Remember how, with Falling Free, I said that the book was in full crisis by 25%? Shards of Honor gets there by the second page.
How do I even begin to talk about these two books? I drank up Shards of Honor and Barrayar with more enjoyment than I’ve read any book in a long time. Yes, I liked the other Bujold books I read this year, but these two were different. I fell in love with the characters so quickly, and not just the heroine, Cordelia Naismith. Every minor character, even the main villain in Shards of Honor, is so carefully and lovingly detailed that you can’t help but feel empathy for them, even though they’re mad or monstrous by turn.
Let me take a step back. When readers talk about the Vorkosigan Saga, they’re usually referring to the Miles Vorkosigan books. I knew that Shards was about Miles’ parents, but I didn’t realize that Barrayar continued their story as well. So I’m going to talk about the two books as one story, the prequel to Miles’ own storyline (which I still haven’t read).
Cordelia Naismith and her survey crew have the happy job of exploring new planets and documenting their native wildlife. When they run into a group of soldiers in the midst of a coup d’etat, Cordelia ends up as a prisoner to Aral Vorkosigan. Vorkosigan is from Barrayar, an enemy to Cordelia’s own Beta Colony, but as they trek through the unknown planet, Cordelia realizes they’re more similar than she could have ever guessed.
I know, I know. This sounds like any old romcom situation that you’ve seen a dozen times. What sets Cordelia and Aral apart is that their conversations are both hysterically witty and painfully introspective. They are both older (well, Cordelia is only in her early thirties, but the book makes it clear that this is considered a little old to be unmarried), but have been burned by past relationships. As the story goes on, they end up in the midst of war, of death, of truly horrifying scenes of bloodshed and insanity, but through it all is a tiny bead of hope that comes from their relationship.
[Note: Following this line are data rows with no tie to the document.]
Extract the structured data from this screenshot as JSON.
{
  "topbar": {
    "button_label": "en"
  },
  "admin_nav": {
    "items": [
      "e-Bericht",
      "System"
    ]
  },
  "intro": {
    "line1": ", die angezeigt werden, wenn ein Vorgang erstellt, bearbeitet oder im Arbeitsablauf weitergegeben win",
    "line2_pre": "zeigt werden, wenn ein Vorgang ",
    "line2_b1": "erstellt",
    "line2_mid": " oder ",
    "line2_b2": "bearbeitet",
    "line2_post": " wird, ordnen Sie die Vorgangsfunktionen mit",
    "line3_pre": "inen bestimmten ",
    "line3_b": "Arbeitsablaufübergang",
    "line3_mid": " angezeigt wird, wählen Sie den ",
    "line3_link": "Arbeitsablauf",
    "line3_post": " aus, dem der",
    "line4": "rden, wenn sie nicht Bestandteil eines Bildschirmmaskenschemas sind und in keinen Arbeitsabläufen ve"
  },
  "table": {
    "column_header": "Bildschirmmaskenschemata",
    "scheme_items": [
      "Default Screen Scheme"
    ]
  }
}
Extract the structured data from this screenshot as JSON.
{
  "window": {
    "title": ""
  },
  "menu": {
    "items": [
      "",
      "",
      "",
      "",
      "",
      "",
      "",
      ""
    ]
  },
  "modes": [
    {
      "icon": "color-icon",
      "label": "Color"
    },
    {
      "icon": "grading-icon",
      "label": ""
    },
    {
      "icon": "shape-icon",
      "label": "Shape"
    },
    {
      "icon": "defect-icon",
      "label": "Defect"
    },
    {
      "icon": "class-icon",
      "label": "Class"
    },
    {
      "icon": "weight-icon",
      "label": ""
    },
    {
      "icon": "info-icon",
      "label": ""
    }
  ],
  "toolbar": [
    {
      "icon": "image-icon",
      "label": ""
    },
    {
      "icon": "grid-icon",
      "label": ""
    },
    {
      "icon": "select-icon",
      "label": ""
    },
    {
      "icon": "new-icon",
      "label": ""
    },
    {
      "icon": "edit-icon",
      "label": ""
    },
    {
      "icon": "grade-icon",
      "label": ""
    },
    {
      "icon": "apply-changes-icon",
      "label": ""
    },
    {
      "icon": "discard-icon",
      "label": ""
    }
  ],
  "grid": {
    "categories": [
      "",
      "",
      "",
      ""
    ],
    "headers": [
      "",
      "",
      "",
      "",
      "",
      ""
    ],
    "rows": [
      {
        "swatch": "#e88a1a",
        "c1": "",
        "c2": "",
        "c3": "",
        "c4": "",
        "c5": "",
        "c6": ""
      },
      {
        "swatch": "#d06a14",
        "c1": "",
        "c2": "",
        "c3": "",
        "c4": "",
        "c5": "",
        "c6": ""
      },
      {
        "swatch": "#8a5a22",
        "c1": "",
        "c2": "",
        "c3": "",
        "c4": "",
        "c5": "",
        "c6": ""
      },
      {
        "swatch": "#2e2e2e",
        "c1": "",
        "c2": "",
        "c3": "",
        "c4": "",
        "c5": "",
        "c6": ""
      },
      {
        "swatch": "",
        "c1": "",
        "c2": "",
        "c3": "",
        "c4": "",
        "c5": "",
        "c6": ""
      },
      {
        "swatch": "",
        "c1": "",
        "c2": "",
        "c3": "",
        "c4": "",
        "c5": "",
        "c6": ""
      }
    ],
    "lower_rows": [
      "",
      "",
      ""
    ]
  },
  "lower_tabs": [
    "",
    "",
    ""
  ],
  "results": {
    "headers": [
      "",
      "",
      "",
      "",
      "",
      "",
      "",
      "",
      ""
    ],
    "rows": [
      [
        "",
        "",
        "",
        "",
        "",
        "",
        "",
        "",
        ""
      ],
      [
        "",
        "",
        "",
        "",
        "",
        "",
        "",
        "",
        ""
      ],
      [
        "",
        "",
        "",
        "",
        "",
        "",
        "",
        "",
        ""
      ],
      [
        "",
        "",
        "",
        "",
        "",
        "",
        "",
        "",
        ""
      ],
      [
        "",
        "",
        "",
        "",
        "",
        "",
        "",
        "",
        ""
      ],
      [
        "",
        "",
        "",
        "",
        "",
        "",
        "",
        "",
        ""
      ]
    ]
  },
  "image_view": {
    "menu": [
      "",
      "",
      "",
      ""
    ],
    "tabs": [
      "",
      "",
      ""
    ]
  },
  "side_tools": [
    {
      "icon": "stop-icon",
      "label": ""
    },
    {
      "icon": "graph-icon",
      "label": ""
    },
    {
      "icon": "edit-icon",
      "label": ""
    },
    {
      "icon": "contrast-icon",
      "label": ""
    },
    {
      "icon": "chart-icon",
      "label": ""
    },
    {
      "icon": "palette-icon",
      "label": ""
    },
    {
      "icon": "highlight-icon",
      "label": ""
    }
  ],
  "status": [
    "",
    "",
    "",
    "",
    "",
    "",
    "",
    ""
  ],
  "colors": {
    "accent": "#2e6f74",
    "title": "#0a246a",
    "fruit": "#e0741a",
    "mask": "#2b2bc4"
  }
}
There’s a scene toward the end of Shards, when Cordelia is back on Beta Colony. The war is over, everyone mistakenly thinks she’s a war hero, and to her horror, her government thinks that Vorkosigan has brainwashed her into thinking she loves him. Let me make that clear: a nurse laughs at the idea of Cordelia ever falling in love (at her age!), and especially with a man like Vorkosigan (even older, and stern, and not that handsome). Laughs at a woman who has faced down tragedy with courage and leadership, and makes her feel small for ever hoping that she could still marry someone and find happiness.
That’s not usually how the climax before the characters finally get to be together goes. To be fair, characters like Cordelia and Vorkosigan don’t usually get to take the main stage. That’s what really pulled me in about these books. I believe that the value of fiction is that it places you in the head of people whose lives you would never otherwise get to see. I have my favorite character tropes as much as anyone else, but I still love it when an author is able to surprise me and make me see the world from a viewpoint I would never consider.
Even better, their story doesn’t stop when they get married. Because believe it or not, there can still be conflict and room for growth after two people get married (though most stories would have you believe otherwise), and Bujold does this masterfully in Barrayar, where we get to see Cordelia really shine as a leader, a wife and a mother. Can you tell I liked these books? I did. Because the characters grew, and grew, and went through more challenges that made them grow even more. Cordelia never gets to take the easy way out, or let someone else make a hard decision for her.
That’s all I really want from my fiction. Deep character development in fantastic settings with some spaceships thrown in, please and thank you.
That’s it for January’s books. But wait! you say. You’re posting this on February 20! I’m actually pretty on track in terms of my reading schedule, but writing these posts takes longer than I expected. Probably because I’m reading these stories and then so in awe of what Bujold has done that my short descriptions of them seem like a complete joke.
Anyway, I’m done with 20,000 Leagues Under the Sea and should have a post up shortly. In the meantime, read Shards of Honor and Barrayar, if you haven’t already.
Shards of Honor
When Cordelia Naismith and her survey crew are attacked by a renegade group from Barrayar, she is taken prisoner by Aral Vorkosigan, commander of the Barrayan ship that has been taken over by an ambitious and ruthless crew member. Aral and Cordelia survive countless mishaps while their mutual admiration and even stronger feelings emerge.
Cordelia Vorkosigan’s plans for a peaceful married life are shattered when a poison gas attack, intended for her husband Aral, leaves her ill and her unborn child damaged. Resisting enormous pressure to abort her son, Cordelia struggles to keep her unborn child–transferred to a uterine replicator–alive while thwarting plans by a ruthless opponent to murder the young emperor and assume absolute power over all of Barrayar. Once again Cordelia displays her courage and her remarkable combat and leadership skills.